**INSTRUCTIONS TO FOLLOW**
Every line of the material below that contains the string "空中拍照" must appear in the answer.
◇ ◇ ◇
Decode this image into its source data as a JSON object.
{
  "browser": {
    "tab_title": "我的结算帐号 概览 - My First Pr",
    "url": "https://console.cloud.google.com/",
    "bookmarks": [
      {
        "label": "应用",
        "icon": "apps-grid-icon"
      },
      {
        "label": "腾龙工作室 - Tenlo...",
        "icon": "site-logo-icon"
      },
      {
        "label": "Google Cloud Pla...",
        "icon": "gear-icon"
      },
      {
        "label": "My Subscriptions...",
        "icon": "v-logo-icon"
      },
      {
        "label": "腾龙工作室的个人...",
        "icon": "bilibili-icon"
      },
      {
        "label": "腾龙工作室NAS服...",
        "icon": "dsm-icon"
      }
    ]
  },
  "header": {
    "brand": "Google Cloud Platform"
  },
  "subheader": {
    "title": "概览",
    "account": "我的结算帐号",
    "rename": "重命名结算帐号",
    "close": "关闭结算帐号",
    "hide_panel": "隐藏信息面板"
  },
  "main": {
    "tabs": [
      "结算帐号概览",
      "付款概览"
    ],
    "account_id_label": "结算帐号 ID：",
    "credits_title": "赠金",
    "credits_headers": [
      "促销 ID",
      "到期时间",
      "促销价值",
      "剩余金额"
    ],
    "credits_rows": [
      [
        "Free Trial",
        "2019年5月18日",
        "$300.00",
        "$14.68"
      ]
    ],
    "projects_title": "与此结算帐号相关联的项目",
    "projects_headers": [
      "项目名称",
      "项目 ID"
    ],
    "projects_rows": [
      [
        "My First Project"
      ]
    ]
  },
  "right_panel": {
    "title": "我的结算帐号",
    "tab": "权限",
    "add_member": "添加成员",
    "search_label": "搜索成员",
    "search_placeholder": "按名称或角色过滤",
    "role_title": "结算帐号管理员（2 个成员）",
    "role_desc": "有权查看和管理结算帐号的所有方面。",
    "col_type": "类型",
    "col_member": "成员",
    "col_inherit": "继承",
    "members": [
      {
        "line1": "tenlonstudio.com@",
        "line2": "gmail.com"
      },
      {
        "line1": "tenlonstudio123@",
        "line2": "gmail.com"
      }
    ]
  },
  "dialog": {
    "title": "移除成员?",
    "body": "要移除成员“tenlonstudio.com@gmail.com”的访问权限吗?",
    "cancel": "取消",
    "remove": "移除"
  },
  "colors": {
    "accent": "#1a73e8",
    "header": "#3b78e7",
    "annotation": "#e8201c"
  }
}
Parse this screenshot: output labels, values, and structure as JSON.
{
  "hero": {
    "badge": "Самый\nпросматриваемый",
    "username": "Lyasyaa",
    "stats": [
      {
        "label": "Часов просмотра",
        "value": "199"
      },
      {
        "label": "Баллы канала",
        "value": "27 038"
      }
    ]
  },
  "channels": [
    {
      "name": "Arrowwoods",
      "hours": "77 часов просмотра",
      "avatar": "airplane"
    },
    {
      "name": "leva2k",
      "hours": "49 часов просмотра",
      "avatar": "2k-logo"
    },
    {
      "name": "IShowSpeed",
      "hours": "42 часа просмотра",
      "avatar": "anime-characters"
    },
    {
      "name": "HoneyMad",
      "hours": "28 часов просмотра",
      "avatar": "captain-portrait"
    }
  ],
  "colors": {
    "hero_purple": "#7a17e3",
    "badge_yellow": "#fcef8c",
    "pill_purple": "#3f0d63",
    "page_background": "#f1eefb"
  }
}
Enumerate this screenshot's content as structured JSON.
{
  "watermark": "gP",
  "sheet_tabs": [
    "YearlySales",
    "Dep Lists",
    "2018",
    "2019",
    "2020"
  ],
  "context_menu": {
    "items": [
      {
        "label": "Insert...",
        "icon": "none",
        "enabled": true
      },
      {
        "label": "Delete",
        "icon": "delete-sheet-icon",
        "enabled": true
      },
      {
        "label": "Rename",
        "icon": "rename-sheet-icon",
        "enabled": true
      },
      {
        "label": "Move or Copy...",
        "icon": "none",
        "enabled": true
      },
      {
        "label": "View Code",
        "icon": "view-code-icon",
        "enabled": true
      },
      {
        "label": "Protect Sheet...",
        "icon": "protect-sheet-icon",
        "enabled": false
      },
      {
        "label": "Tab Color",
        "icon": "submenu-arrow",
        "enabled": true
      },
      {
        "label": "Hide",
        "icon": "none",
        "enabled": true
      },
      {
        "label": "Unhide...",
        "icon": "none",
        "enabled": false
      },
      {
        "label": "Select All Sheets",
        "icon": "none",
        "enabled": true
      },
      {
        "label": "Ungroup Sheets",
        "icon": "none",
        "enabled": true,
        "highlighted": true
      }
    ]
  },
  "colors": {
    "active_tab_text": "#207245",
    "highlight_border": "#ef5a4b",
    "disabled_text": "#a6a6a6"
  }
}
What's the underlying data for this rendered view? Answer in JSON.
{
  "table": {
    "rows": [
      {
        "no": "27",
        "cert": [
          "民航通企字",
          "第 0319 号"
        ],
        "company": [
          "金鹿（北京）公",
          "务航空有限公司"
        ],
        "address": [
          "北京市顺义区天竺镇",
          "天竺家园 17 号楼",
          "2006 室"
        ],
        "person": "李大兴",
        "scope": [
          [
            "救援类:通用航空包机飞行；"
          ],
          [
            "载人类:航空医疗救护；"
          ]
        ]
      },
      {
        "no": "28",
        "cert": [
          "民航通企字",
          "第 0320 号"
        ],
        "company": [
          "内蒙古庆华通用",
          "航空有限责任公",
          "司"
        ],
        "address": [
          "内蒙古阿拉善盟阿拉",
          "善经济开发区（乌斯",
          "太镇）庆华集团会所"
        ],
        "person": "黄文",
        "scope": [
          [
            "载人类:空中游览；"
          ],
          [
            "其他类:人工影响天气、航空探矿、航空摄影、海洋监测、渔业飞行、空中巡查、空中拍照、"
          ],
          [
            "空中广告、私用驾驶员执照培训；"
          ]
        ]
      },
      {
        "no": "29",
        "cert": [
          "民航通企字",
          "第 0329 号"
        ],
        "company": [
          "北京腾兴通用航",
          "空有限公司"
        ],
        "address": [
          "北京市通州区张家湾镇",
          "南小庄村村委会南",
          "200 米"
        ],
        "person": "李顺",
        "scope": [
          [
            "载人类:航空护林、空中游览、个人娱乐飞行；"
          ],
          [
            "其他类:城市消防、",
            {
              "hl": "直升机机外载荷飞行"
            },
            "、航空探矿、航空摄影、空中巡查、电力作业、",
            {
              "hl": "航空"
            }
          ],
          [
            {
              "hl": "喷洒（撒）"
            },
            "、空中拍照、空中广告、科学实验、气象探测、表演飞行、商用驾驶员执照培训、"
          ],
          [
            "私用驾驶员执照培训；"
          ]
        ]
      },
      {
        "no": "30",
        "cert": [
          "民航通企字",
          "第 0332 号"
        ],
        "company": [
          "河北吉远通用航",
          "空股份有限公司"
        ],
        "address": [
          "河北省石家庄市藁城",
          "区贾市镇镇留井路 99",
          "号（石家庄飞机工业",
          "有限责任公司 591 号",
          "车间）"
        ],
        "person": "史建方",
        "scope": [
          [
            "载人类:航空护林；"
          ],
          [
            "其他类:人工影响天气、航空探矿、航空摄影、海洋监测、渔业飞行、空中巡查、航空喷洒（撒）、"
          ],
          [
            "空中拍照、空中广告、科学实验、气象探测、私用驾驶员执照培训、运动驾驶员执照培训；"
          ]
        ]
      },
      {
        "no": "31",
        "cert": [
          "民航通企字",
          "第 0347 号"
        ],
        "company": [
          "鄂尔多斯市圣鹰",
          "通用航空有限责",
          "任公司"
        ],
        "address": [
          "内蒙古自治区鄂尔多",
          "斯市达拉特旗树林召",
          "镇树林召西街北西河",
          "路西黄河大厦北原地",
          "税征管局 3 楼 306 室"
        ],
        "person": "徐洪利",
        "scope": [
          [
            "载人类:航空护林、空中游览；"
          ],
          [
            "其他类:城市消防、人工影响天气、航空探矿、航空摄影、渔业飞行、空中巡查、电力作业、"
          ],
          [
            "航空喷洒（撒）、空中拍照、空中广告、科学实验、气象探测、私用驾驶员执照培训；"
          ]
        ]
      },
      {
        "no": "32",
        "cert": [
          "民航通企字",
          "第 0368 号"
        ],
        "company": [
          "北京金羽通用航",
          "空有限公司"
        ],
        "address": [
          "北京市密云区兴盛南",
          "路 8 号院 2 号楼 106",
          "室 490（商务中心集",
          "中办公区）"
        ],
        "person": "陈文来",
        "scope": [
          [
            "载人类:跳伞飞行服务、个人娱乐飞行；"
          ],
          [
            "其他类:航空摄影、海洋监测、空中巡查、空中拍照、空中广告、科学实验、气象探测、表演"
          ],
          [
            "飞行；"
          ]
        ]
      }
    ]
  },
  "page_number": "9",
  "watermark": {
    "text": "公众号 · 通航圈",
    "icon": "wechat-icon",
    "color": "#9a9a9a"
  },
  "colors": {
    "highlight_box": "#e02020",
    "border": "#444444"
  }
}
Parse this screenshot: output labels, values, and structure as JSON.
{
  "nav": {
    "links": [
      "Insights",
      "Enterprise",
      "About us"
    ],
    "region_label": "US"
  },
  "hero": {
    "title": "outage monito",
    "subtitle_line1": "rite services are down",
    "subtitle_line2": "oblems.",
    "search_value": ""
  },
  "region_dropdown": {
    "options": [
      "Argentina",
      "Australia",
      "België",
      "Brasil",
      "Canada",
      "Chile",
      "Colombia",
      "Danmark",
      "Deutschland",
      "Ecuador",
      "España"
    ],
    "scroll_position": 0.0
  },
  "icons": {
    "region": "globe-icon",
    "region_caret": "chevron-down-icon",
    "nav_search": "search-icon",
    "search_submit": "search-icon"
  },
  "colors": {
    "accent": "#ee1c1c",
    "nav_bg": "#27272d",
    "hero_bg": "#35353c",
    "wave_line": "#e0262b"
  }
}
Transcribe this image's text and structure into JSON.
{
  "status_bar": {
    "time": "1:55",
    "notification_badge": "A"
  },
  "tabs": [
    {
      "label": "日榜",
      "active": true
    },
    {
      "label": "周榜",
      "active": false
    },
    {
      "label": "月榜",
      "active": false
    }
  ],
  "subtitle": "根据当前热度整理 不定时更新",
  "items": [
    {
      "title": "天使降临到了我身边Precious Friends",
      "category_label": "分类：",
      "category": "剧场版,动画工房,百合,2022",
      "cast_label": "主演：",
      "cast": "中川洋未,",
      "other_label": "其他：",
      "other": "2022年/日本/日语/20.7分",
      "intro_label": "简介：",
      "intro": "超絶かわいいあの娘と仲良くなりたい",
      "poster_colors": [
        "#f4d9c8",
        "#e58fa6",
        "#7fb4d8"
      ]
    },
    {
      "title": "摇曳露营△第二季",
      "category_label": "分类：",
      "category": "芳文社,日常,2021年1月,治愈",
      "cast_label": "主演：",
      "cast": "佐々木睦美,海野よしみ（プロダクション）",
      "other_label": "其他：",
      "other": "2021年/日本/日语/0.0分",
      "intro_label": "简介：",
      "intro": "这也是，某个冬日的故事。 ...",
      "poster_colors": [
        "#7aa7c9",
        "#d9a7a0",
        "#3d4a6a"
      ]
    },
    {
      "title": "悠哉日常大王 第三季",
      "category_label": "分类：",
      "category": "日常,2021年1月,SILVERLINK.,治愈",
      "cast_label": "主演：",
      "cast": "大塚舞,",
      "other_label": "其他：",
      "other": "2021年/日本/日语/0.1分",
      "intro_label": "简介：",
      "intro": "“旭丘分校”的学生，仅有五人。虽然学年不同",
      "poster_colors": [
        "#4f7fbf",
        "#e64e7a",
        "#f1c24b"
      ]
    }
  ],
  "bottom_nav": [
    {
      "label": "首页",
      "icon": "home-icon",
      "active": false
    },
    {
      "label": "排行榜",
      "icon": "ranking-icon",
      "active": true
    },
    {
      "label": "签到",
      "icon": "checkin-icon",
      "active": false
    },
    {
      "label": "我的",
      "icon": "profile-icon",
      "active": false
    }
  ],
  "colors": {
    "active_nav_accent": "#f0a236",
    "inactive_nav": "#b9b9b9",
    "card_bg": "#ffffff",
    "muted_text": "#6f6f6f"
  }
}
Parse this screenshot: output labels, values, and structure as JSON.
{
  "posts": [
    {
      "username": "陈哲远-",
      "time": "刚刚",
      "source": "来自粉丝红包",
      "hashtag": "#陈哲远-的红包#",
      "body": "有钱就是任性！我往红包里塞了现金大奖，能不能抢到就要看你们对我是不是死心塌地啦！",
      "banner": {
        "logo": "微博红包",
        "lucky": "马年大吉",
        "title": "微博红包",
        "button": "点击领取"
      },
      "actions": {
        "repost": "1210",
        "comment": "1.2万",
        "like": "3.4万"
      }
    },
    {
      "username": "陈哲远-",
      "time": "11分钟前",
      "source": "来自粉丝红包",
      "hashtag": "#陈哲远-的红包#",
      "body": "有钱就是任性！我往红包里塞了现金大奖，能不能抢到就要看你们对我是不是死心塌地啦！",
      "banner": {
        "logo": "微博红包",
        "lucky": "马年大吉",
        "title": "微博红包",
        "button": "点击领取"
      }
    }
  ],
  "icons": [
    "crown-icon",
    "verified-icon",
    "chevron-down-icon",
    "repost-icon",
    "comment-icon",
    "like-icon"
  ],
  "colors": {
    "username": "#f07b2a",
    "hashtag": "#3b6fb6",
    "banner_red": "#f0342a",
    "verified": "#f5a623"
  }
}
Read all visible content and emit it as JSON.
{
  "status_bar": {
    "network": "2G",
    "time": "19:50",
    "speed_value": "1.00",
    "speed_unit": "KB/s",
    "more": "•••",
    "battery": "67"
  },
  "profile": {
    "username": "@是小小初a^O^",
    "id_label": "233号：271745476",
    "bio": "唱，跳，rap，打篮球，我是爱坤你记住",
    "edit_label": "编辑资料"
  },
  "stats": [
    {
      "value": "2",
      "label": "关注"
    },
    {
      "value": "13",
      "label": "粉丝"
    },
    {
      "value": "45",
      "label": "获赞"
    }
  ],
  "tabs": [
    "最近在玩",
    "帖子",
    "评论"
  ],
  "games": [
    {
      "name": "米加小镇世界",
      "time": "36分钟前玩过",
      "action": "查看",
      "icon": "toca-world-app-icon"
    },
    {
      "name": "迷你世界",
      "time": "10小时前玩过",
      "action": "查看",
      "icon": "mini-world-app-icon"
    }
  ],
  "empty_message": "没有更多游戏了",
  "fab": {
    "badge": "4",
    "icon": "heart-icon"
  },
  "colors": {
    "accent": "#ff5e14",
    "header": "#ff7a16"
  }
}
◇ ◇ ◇
**ANSWER BOX**
            "其他类:人工影响天气、航空探矿、航空摄影、海洋监测、渔业飞行、空中巡查、空中拍照、"
            "、空中拍照、空中广告、科学实验、气象探测、表演飞行、商用驾驶员执照培训、"
            "空中拍照、空中广告、科学实验、气象探测、私用驾驶员执照培训、运动驾驶员执照培训；"
            "航空喷洒（撒）、空中拍照、空中广告、科学实验、气象探测、私用驾驶员执照培训；"
            "其他类:航空摄影、海洋监测、空中巡查、空中拍照、空中广告、科学实验、气象探测、表演"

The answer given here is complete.